Especially in difficult times, you must not lose humor and joy in life. For me, beer is fun and entertainment and my voice for spreading my political ideas. Sometimes you need some kind of megaphone to get your ideas heard.

This enthusiasm and this support led them to take all those votes, exhibiting total simplicity and using a unique communication tactic, in which Marco Pogo found himself in the square serving beers, making speeches, music videos and TV interviews: «Well, in a couple of weeks, the city council will hold the swearing-in ceremony (it’s going to be a huge party, I’m sure) and then me and my team can start with the first motions in the districts parliament. Exciting times ahead!». But first – necessarily – the party. We then ask him how he celebrated at the news of the results, thinking that out of nowhere they found themselves in opposition: «Due to the current situation regarding the Coronavirus, I couldn’t hold a huge party, but still, I gathered with friends and supporters and we basically drank beer all night, when the results came in».

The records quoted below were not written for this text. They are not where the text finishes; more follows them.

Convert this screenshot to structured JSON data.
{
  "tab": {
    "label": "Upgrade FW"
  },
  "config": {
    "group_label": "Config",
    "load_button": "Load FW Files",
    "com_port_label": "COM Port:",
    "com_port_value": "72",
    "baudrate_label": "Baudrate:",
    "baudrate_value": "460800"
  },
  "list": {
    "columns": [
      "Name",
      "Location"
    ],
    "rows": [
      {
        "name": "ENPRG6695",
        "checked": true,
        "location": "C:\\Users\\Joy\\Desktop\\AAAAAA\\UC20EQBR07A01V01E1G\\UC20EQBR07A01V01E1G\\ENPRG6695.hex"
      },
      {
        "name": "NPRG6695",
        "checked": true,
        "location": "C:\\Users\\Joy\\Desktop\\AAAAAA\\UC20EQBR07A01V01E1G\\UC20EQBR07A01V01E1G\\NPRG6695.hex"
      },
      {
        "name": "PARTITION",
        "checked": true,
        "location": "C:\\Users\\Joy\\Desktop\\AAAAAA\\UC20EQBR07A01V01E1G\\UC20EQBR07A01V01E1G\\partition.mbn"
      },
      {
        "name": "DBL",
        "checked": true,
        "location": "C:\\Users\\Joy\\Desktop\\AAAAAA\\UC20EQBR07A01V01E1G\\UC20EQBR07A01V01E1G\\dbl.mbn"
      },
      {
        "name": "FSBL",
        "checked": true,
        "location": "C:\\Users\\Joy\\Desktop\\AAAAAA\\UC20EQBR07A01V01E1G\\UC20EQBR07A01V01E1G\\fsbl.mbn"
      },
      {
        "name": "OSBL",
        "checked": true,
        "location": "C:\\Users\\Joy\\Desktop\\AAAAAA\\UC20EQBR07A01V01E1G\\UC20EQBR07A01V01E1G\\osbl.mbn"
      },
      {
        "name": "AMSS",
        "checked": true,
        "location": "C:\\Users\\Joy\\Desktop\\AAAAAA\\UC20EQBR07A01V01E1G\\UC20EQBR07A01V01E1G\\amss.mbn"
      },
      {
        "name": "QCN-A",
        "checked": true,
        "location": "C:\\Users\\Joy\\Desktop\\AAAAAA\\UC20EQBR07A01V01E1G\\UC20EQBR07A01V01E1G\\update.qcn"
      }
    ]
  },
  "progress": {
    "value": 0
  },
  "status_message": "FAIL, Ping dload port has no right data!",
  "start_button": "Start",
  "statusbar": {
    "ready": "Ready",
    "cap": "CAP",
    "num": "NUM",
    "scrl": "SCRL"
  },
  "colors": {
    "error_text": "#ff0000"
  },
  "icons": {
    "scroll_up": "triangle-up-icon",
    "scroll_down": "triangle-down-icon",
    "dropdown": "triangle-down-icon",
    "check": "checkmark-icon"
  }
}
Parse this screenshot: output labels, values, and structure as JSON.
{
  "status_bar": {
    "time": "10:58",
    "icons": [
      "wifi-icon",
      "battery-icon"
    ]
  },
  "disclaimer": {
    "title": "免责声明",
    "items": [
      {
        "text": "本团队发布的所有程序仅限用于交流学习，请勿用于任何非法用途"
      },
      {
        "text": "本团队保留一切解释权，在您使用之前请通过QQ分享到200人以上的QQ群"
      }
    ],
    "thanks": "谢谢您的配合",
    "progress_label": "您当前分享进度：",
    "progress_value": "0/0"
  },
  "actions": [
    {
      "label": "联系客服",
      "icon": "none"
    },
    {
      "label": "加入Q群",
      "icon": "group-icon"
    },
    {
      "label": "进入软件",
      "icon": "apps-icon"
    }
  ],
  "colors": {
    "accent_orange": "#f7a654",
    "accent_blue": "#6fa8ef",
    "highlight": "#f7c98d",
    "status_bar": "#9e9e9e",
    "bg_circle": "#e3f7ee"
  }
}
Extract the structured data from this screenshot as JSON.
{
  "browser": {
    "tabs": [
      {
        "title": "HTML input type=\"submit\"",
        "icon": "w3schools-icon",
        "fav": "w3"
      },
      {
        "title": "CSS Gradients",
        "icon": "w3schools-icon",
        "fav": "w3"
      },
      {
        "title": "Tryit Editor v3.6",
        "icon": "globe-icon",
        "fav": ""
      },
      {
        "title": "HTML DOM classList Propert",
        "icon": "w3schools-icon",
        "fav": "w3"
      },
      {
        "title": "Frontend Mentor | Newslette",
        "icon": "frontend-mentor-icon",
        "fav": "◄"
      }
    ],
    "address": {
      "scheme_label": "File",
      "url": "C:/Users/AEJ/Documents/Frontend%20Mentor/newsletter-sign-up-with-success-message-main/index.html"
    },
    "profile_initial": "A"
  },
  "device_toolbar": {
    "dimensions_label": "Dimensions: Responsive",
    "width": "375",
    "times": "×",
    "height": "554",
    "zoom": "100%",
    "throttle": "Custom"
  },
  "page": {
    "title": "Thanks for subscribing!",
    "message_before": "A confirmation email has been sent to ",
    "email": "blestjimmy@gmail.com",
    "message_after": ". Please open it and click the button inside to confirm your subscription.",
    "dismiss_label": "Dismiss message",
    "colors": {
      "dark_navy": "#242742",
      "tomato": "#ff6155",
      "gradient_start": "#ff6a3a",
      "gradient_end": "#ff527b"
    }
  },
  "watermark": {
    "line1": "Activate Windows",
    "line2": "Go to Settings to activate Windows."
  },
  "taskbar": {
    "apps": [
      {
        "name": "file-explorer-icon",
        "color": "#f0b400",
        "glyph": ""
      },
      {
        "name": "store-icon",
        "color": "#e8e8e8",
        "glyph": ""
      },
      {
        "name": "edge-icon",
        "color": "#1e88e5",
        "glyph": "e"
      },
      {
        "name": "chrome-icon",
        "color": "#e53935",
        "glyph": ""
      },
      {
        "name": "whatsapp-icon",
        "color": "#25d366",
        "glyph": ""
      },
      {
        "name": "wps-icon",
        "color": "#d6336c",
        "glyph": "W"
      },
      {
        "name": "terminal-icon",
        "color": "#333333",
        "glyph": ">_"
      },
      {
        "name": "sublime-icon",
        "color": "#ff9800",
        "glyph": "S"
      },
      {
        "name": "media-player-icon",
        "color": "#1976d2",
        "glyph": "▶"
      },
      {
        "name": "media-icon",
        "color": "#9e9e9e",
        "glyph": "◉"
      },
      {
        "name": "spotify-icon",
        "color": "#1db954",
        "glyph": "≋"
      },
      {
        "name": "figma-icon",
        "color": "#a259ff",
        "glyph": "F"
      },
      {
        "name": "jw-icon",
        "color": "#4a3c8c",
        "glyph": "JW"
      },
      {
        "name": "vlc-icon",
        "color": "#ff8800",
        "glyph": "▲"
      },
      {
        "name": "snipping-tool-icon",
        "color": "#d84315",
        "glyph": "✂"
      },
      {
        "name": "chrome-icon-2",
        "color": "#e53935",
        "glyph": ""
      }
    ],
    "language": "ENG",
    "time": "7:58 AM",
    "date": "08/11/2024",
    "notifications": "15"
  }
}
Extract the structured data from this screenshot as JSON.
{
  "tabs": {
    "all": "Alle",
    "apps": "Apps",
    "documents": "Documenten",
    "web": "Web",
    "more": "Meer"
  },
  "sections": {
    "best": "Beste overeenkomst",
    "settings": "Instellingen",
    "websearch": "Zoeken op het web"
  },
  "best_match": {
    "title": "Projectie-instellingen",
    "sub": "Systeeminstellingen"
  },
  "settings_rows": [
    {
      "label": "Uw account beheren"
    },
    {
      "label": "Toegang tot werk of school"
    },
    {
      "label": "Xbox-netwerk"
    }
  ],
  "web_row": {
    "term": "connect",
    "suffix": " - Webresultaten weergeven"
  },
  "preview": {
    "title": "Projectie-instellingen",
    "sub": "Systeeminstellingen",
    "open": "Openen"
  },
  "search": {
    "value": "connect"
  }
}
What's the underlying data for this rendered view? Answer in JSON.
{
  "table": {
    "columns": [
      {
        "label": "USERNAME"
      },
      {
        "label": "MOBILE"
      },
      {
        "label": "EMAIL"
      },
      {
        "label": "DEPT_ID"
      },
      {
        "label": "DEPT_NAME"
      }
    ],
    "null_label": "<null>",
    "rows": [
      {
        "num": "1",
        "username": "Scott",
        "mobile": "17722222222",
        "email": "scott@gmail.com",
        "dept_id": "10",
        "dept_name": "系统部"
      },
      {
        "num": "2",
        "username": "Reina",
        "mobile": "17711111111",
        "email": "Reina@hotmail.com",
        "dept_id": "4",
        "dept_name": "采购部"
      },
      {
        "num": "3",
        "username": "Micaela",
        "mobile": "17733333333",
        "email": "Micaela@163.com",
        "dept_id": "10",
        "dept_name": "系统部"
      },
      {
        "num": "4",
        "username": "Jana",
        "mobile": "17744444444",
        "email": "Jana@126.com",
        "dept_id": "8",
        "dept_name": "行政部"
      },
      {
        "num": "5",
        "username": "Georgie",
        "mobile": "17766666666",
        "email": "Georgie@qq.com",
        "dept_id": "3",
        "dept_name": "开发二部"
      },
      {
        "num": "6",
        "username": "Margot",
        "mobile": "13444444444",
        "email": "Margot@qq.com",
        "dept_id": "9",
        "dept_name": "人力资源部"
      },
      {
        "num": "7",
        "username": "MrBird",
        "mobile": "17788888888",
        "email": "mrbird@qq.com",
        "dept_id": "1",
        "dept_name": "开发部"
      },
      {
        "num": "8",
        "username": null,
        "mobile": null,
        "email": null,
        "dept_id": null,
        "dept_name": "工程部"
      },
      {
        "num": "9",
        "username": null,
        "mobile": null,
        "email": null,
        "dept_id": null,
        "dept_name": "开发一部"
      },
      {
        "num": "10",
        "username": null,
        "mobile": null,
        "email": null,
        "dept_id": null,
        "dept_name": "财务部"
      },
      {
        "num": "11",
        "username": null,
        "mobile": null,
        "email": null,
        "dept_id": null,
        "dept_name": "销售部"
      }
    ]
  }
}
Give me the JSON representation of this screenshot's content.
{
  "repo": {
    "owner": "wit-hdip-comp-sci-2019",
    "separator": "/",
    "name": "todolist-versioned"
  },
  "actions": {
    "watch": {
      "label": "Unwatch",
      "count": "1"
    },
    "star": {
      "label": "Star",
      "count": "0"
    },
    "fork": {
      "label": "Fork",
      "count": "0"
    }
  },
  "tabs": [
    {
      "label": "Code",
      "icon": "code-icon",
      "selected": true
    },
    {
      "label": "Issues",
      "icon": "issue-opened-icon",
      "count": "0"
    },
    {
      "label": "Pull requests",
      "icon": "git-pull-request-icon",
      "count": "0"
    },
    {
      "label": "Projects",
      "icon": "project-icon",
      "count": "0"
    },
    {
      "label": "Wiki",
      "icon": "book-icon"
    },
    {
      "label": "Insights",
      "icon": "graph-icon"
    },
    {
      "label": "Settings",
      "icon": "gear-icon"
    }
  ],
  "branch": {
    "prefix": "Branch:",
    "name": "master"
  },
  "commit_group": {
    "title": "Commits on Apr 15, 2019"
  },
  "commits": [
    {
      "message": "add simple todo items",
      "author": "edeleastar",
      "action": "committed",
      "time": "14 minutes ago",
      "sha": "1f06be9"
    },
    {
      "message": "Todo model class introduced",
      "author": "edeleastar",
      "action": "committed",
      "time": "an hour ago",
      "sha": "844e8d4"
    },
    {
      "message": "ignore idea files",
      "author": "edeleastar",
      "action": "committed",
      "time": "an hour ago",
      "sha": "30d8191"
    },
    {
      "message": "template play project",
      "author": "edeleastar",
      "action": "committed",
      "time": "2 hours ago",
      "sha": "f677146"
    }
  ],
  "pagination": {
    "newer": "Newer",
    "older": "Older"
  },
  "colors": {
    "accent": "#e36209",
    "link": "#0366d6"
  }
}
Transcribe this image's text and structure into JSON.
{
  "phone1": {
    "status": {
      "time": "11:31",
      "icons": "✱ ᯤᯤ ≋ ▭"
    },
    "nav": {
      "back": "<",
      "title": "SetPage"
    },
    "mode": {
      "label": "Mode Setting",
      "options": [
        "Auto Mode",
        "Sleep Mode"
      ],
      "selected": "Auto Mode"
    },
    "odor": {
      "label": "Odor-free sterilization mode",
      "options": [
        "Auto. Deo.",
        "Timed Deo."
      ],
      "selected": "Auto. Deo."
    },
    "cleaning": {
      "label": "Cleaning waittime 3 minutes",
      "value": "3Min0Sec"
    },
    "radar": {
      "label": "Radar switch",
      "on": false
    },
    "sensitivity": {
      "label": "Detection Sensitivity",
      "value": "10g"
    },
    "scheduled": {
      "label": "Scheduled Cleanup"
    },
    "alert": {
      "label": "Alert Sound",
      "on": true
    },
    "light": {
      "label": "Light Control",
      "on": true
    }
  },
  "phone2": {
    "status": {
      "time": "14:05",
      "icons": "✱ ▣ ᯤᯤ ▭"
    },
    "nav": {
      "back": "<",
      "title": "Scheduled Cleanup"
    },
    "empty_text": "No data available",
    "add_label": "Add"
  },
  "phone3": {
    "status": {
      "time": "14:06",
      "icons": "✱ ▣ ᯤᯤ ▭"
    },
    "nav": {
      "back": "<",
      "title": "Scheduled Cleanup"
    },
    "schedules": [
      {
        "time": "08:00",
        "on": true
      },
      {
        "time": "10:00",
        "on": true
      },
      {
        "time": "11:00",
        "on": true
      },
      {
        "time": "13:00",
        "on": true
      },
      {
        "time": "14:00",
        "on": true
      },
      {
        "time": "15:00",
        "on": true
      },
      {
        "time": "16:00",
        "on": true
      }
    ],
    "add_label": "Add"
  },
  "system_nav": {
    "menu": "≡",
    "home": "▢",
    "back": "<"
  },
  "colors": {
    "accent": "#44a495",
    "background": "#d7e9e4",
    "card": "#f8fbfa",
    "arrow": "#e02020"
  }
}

Marco Pogo’s Beer Party is part of those stories of the movie Slevin, in which one looks one way and then goes the other, of those forces that are sometimes incomprehensible but which use a metaphor to remind us of how important it is to defend one’s own independence and how much easier it is in front of a beer (or more). Better if Turbo.